Adriane Ohanesian ’08, a freelance photographer who graduated from Colorado College with a degree in anthropology, has won the Anja Niedringhaus Courage in Photojournalism Award. The award is named for the Pulitzer Prize-winning Associated Press photographer who was killed on assignment in Afghanistan in 2014.

The judges said in a statement that Ohanesian won for her “evocative images and tenacious dedication to documenting the effects of conflict on citizens in perilous regions.”

Ohanesian, based in Nairobi, Kenya, has been reporting primarily in Africa since 2010 and began covering the news for Reuters in 2012. She has documented the civil war in South Sudan, the border demarcation between Sudan and South Sudan, the fighting in the Nuba Mountains of South Kordofan, and most recently the conflict in Darfur.
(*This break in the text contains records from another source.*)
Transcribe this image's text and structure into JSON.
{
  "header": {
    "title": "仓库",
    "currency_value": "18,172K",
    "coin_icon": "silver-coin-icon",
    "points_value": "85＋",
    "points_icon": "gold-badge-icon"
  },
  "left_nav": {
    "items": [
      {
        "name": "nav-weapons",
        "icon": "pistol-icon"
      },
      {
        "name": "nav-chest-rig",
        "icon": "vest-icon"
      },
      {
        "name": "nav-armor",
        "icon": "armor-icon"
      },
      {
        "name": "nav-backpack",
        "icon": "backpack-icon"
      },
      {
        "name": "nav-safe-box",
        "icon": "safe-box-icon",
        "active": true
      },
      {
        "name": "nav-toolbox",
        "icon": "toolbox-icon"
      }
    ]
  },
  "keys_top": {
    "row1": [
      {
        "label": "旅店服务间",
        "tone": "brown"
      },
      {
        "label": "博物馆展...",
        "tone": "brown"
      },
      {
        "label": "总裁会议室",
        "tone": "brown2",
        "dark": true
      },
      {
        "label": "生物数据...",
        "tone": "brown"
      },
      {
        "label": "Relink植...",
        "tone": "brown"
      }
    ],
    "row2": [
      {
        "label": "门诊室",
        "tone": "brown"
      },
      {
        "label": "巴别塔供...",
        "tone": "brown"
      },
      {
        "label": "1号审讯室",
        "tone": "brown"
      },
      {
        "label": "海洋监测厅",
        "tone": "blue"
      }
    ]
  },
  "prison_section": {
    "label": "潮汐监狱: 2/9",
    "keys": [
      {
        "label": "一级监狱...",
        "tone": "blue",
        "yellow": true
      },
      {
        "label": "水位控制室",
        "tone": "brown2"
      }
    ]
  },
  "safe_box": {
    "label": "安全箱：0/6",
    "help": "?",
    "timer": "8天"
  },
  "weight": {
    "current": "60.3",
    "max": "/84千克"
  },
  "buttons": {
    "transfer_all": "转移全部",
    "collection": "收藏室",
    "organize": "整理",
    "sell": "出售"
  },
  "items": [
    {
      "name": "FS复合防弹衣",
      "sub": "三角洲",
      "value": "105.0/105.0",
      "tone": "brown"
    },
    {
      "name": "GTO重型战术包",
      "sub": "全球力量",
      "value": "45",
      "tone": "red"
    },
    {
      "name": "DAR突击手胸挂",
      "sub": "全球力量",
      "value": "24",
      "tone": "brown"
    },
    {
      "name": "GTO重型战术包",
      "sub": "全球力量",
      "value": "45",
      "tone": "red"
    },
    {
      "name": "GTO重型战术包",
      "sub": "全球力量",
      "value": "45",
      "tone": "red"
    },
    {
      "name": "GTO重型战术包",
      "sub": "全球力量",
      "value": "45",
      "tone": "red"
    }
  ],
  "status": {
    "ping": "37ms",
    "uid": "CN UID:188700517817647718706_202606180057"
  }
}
Her work focuses on the impact that conflict has on isolated civilian populations, often exploring the desperation of people who have no other choice but to endure the reality of life within a war zone.

Santiago Lyon, Associated Press vice president and director of photography, was one of the five judges. “I think she embodies very much the spirit of the award,” he said.

Lyon singled out two of Ohanesian’s photos from Darfur — one showing hundreds of women and children sheltering in a cave and another showing a child badly burned by a bomb dropped by the Sudanese government. Lyon said Ohanesian shares “a similar focus and determination to tell difficult stories” with the late Niederinghaus.

Ohanesian attended the Eddie Adams workshop in 2014, where she received an award from National Geographic. She also has been recognized as one of Magnum Photo’s top “30 under 30” and received LensCulture’s Emerging Talent award for her photographs of women soldiers in rebel-controlled Kachin, Myanmar.

In 2015, she was selected as one of Getty Images Emerging Photographers, and earlier this year won a World Press Photo award for her work in Darfur. Her photographs have been published by Al Jazeera, The Wall Street Journal, National Geographic, and Time magazine.

The $20,000 award, created by the International Women’s Media Foundation, recognizes the work of female photojournalists who cover global issues.